━━ Data to process

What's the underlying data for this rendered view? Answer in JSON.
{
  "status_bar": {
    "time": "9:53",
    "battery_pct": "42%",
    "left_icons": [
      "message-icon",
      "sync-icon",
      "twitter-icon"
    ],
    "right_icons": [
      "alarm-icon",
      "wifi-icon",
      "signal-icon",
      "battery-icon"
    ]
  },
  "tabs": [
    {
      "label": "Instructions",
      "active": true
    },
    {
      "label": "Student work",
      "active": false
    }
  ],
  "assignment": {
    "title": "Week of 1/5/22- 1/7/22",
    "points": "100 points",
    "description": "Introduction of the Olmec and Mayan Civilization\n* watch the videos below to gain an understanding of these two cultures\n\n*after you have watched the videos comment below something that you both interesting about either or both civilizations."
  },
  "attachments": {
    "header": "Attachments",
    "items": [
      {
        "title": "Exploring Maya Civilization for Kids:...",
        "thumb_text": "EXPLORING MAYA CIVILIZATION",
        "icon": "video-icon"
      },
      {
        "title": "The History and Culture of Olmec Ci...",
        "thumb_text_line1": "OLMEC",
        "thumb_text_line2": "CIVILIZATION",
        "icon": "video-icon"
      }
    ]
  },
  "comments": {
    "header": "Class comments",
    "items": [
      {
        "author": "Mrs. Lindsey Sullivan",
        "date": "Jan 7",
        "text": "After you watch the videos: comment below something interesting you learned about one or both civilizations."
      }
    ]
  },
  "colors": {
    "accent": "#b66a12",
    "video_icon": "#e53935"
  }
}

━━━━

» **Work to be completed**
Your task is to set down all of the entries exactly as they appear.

» **Answer to this task**
What's the underlying data for this rendered view? Answer in JSON.
{
  "status_bar": {
    "time": "9:53",
    "battery_pct": "42%",
    "left_icons": [
      "message-icon",
      "sync-icon",
      "twitter-icon"
    ],
    "right_icons": [
      "alarm-icon",
      "wifi-icon",
      "signal-icon",
      "battery-icon"
    ]
  },
  "tabs": [
    {
      "label": "Instructions",
      "active": true
    },
    {
      "label": "Student work",
      "active": false
    }
  ],
  "assignment": {
    "title": "Week of 1/5/22- 1/7/22",
    "points": "100 points",
    "description": "Introduction of the Olmec and Mayan Civilization\n* watch the videos below to gain an understanding of these two cultures\n\n*after you have watched the videos comment below something that you both interesting about either or both civilizations."
  },
  "attachments": {
    "header": "Attachments",
    "items": [
      {
        "title": "Exploring Maya Civilization for Kids:...",
        "thumb_text": "EXPLORING MAYA CIVILIZATION",
        "icon": "video-icon"
      },
      {
        "title": "The History and Culture of Olmec Ci...",
        "thumb_text_line1": "OLMEC",
        "thumb_text_line2": "CIVILIZATION",
        "icon": "video-icon"
      }
    ]
  },
  "comments": {
    "header": "Class comments",
    "items": [
      {
        "author": "Mrs. Lindsey Sullivan",
        "date": "Jan 7",
        "text": "After you watch the videos: comment below something interesting you learned about one or both civilizations."
      }
    ]
  },
  "colors": {
    "accent": "#b66a12",
    "video_icon": "#e53935"
  }
}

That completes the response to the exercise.